Show[p1, Plot[%, {t, 0, 5}]]


The complete nonlinear model is a different animal.

NDSolve[Join[eq2 /. u[t] -> UnitStep[t], {x[0] == 0, x'[0] == 0}], x[t], {t, 0, 5}]


Update:

As zxczd mentions in the comments to this answer, the complete nonlinear model has multiple solutions. It's interesting to see that model linearized by NonlinearStateSpaceModel approximates just one of them.

{x''[t] == (x''[t] /. Solve[eq2, x''[t]][[1]]) /. C[1] -> 0};
NDSolveValue[{% /. u[t] -> UnitStep[t], {x[0] == 0, x'[0] == 0}}, x, {t, 0, 5}];
Show[ListLinePlot[%, PlotStyle -> Dashed], p1, PlotRange -> {{0, 5}, All}]


A bigger sample of possible solutions:

possibleeq = Thread[x''[t] == Re[x''[t] /. Solve[eq2, x''[t]] /. C[1] -> #]] & /@
Range[-5, 5] // Flatten;
possiblesol = NDSolveValue[{# /. u[t] ->(*Sin@t*)1, {x[0] == 0, x'[0] == 0}},
x, {t, 0, 5}] & /@ possibleeq;
ListLinePlot[possiblesol]


My guess is to be able to have the same internal representations as for linear systems. It is not possible to represent a system using A,B,C,D state space standard matrices without the system being linear.

For example, say the ODE was not linear, as in $x''(t)+x^2(t)=1$. Convert to state space. Let $x_1=x,x_2=x'$. Taking derivatives gives $x_1'(t)=x_2,x_2'=x''=1-x_1^2$

Now, how will one write $x'=Ax$ for the above? Not possible

$$\begin{pmatrix} x_{1}^{\prime}\\ x_{2}^{\prime} \end{pmatrix} = \begin{pmatrix} 0 & 1\\ ? & 0 \end{pmatrix} \begin{pmatrix} x_{1}\\ x_{2} \end{pmatrix} + \begin{pmatrix} 0\\ 1 \end{pmatrix}$$

So linearization is done around the operating point to be able to obtain linear state space internal representation, so the rest of the functions in state space could use them. So close to this point, the solution is accurate.

u=UnitStep[t];
ode1=x1'[t]==u-x1[t] x2[t];
ode2=x2'[t]==u x2[t]+1;
solNDsolve=NDSolve[{ode1,ode2,x1[0]==0,x2[0]==0},x1,{t,0,2}];
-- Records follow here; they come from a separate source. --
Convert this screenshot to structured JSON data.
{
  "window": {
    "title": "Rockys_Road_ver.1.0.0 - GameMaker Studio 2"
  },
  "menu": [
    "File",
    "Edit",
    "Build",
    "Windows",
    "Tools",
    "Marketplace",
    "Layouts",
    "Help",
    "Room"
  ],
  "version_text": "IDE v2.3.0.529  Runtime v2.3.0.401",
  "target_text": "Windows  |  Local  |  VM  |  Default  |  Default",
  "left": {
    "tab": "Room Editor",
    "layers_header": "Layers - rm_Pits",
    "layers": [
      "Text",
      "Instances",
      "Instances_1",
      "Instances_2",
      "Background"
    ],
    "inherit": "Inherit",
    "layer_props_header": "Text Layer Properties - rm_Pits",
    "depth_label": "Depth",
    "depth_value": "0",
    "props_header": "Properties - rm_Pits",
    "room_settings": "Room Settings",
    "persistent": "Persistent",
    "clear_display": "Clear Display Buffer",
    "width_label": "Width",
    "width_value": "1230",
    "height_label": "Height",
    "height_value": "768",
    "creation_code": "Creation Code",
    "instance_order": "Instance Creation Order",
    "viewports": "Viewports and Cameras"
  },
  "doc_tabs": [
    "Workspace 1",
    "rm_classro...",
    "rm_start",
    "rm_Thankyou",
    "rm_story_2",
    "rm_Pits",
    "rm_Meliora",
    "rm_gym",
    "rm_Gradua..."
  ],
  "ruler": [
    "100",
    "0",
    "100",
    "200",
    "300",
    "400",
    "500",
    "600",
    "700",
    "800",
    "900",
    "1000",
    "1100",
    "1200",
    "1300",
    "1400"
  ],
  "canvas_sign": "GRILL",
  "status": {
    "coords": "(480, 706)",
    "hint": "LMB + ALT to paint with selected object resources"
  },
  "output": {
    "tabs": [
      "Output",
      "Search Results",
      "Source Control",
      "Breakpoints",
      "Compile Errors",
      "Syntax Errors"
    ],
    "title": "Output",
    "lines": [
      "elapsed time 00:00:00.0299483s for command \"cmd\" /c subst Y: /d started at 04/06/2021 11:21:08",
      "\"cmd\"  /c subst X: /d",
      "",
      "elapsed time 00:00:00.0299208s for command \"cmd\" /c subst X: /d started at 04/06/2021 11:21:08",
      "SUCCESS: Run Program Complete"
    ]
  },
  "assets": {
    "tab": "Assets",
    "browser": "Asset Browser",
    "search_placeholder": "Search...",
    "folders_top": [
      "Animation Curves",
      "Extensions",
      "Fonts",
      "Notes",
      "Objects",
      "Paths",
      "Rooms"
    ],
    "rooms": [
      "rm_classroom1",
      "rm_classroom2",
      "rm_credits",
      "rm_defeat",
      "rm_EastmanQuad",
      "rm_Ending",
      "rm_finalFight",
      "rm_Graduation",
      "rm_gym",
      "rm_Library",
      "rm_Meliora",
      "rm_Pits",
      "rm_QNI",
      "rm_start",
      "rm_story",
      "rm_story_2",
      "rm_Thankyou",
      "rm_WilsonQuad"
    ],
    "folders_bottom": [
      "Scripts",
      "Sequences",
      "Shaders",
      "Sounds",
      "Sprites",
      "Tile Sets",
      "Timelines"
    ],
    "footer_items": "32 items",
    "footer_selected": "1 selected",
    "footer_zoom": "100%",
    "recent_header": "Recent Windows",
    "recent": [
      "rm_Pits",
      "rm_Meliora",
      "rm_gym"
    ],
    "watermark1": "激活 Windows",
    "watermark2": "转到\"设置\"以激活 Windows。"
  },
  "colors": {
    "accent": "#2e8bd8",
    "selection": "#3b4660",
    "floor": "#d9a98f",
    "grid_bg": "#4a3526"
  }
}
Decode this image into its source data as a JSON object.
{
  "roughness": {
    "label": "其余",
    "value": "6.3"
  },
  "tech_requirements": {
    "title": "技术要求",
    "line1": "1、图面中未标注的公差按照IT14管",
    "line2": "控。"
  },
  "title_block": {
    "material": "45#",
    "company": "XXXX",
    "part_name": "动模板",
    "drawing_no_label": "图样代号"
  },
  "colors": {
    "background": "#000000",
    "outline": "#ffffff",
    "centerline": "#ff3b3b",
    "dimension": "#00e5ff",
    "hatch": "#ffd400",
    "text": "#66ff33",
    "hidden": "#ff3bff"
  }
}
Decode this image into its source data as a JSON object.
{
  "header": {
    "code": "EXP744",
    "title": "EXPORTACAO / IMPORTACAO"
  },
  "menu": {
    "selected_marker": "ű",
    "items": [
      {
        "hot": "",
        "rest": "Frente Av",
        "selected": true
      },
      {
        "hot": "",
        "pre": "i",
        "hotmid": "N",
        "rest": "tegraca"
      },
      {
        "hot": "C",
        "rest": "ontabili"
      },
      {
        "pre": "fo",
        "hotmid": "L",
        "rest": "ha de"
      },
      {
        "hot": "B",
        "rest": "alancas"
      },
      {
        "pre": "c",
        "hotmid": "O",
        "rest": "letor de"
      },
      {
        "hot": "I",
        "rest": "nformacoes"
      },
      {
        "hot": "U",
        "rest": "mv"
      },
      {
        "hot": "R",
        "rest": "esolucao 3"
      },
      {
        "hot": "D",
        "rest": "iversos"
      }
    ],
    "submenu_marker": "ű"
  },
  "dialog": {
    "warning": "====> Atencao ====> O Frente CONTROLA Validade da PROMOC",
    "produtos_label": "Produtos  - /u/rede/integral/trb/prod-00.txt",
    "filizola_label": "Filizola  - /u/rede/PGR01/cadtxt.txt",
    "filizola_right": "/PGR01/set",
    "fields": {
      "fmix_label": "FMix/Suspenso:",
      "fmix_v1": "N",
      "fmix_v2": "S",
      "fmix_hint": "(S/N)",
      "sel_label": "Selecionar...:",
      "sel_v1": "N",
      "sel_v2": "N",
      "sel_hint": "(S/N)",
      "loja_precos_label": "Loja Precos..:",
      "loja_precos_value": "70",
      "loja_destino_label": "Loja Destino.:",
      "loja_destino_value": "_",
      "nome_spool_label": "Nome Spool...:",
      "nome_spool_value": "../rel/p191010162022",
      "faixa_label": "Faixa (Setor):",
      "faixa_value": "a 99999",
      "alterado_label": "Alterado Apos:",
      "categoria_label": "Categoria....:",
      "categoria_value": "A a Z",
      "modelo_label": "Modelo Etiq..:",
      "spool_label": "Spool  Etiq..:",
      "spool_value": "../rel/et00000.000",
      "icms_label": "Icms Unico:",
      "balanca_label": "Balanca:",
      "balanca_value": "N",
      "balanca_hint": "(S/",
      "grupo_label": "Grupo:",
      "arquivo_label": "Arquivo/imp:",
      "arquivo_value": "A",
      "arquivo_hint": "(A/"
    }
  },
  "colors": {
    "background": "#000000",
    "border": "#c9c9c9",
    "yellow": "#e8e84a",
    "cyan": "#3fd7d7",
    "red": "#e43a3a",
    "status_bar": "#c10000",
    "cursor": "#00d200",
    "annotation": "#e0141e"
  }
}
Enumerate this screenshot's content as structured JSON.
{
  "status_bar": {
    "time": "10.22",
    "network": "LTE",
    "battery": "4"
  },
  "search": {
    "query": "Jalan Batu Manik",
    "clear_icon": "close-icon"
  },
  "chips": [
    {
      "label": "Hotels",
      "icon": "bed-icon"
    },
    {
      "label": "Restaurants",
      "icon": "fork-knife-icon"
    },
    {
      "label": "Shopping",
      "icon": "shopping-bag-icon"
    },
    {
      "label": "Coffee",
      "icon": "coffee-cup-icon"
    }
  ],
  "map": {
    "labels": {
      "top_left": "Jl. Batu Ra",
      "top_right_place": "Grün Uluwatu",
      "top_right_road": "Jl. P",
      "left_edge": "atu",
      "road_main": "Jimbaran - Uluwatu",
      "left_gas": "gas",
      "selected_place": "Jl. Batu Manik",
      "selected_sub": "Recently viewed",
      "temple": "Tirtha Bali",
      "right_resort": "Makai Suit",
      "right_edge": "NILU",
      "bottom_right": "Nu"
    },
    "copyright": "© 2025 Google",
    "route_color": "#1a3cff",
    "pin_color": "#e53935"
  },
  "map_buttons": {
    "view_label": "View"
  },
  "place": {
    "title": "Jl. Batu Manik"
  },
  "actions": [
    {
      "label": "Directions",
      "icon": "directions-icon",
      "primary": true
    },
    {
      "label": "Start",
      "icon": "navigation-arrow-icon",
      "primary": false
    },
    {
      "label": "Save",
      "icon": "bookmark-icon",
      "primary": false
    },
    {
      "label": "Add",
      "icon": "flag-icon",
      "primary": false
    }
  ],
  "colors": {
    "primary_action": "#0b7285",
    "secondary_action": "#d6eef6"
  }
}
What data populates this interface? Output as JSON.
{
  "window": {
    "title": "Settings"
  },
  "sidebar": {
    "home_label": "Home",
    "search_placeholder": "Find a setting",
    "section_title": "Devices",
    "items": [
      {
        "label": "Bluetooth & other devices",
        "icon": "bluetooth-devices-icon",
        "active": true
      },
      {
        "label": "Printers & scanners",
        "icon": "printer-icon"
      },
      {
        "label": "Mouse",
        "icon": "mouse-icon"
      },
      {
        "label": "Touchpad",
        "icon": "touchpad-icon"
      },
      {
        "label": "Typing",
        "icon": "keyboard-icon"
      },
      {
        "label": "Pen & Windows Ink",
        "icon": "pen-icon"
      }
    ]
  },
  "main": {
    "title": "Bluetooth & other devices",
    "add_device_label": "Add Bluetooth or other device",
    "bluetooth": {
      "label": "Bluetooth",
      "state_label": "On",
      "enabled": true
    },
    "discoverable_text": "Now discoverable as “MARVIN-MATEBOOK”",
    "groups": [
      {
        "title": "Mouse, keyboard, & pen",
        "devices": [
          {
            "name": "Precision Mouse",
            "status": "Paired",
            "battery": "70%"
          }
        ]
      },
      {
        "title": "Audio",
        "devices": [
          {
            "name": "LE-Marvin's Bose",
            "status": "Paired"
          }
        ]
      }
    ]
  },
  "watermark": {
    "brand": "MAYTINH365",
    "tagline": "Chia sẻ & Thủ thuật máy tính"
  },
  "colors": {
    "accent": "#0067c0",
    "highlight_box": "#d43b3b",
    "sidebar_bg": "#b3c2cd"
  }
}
ClearAll[u,x,t]
nsys=NonlinearStateSpaceModel[{{u-x1 x2,u x2+1},{x1}},{{x1,0},{x2,0}},u];
solState=OutputResponse[nsys,UnitStep[t],{t,0,5}];

Plot[{solState,Evaluate[x1[t]/.solNDsolve]},{t,0,2},
PlotLegends->{"Nonlinear State Space solution","NDSolve solution"}]


To change the initial conditions, then

u=UnitStep[t];
ode1=x1'[t]==u-x1[t] x2[t];
ode2=x2'[t]==u  x2[t]+1;
solNDsolve=NDSolve[{ode1,ode2,x1[0]==1,x2[0]==1},x1,{t,0,2}];

ClearAll[u,x,t]
nsys=NonlinearStateSpaceModel[{{u-x1 x2,u x2+1},{x1}},{{x1,1},{x2,1}},u];
solState=OutputResponse[nsys,UnitStep[t],{t,0,2}];

Plot[{solState,Evaluate[x1[t]/.solNDsolve]},{t,0,2},
PlotLegends->{"Nonlinear State Space solution","NDSolve solution"}]